Thursday, December 22, 2011

Wisdom VS Torah

Rabbi Rami Shapiro is a religious relativist, not a fan of halakah, and tends to exist on the margins of Jewish thought and ideas, a place he seems extremely comfortable to dwell.

This shows in his translation and annotation of the book of Proverbs. Shapiro is very loose in this translation (as he is in all of his translations) and this is purposefully so; he seeks to shift the emphasis on certain words and phrases to advance his non-dualist view of Judaism. He does this along the line of Jewish translators who produced "targums" translations in Aramaic that expressed the agenda of the translators and their community.

Shapiro also shows us, in this work and others, how varied views of God and reality are in the canonical books of the Hebrew bible. The Bible is not a unified book, but an anthology about God, human beings, and the world. As such, Proverbs is not overly fixated on God. It is a practical book of ethics, meant to guide people not through mitzvot or divine intervention, but through the application of their own minds and actions. 

Shapiro sees this as a universal mode of seeking, common to many cultures. It is a way to be a good person without the specific injunctions of the Torah. However, he does say that the Torah accomplishes much the same goal, but only in the more limited world of the Jews.
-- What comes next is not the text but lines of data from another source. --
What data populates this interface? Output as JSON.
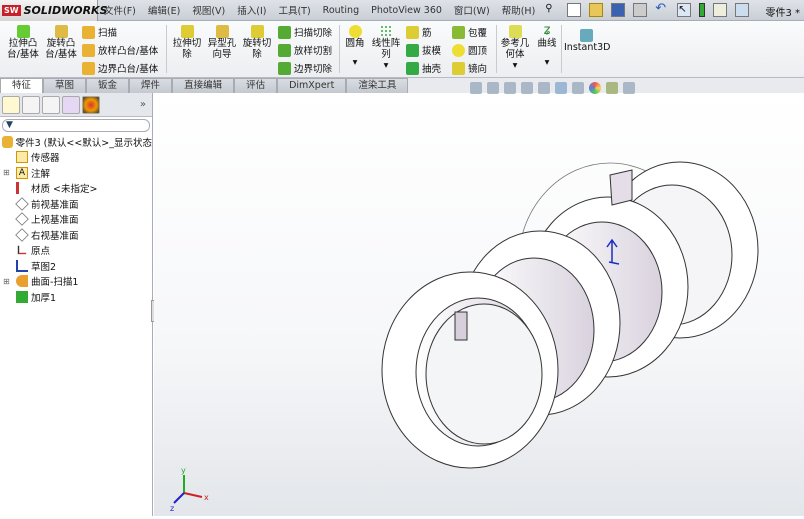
{
  "app": {
    "brand": "SOLIDWORKS",
    "brand_badge": "SW",
    "document": "零件3 *"
  },
  "menu": [
    "文件(F)",
    "编辑(E)",
    "视图(V)",
    "插入(I)",
    "工具(T)",
    "Routing",
    "PhotoView 360",
    "窗口(W)",
    "帮助(H)"
  ],
  "ribbon": {
    "extrude_boss": "拉伸凸\n台/基体",
    "revolve_boss": "旋转凸\n台/基体",
    "sweep": "扫描",
    "loft_boss": "放样凸台/基体",
    "boundary_boss": "边界凸台/基体",
    "extrude_cut": "拉伸切\n除",
    "hole_wizard": "异型孔\n向导",
    "revolve_cut": "旋转切\n除",
    "swept_cut": "扫描切除",
    "lofted_cut": "放样切割",
    "boundary_cut": "边界切除",
    "fillet": "圆角",
    "linear_pattern": "线性阵\n列",
    "rib": "筋",
    "draft": "拔模",
    "shell": "抽壳",
    "wrap": "包覆",
    "dome": "圆顶",
    "mirror": "镜向",
    "ref_geometry": "参考几\n何体",
    "curves": "曲线",
    "instant3d": "Instant3D"
  },
  "tabs": [
    "特征",
    "草图",
    "钣金",
    "焊件",
    "直接编辑",
    "评估",
    "DimXpert",
    "渲染工具"
  ],
  "tree": {
    "root": "零件3  (默认<<默认>_显示状态",
    "items": [
      {
        "label": "传感器",
        "expand": false
      },
      {
        "label": "注解",
        "expand": true
      },
      {
        "label": "材质 <未指定>",
        "expand": false
      },
      {
        "label": "前视基准面",
        "expand": false
      },
      {
        "label": "上视基准面",
        "expand": false
      },
      {
        "label": "右视基准面",
        "expand": false
      },
      {
        "label": "原点",
        "expand": false
      },
      {
        "label": "草图2",
        "expand": false
      },
      {
        "label": "曲面-扫描1",
        "expand": true
      },
      {
        "label": "加厚1",
        "expand": false
      }
    ],
    "collapse": "»",
    "filter": "▼"
  },
  "triad": {
    "x": "x",
    "y": "y",
    "z": "z"
  }
}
This in itself is an interesting idea, and I hope Rabbi Shapiro explores it more in the future.

No comments:

Post a Comment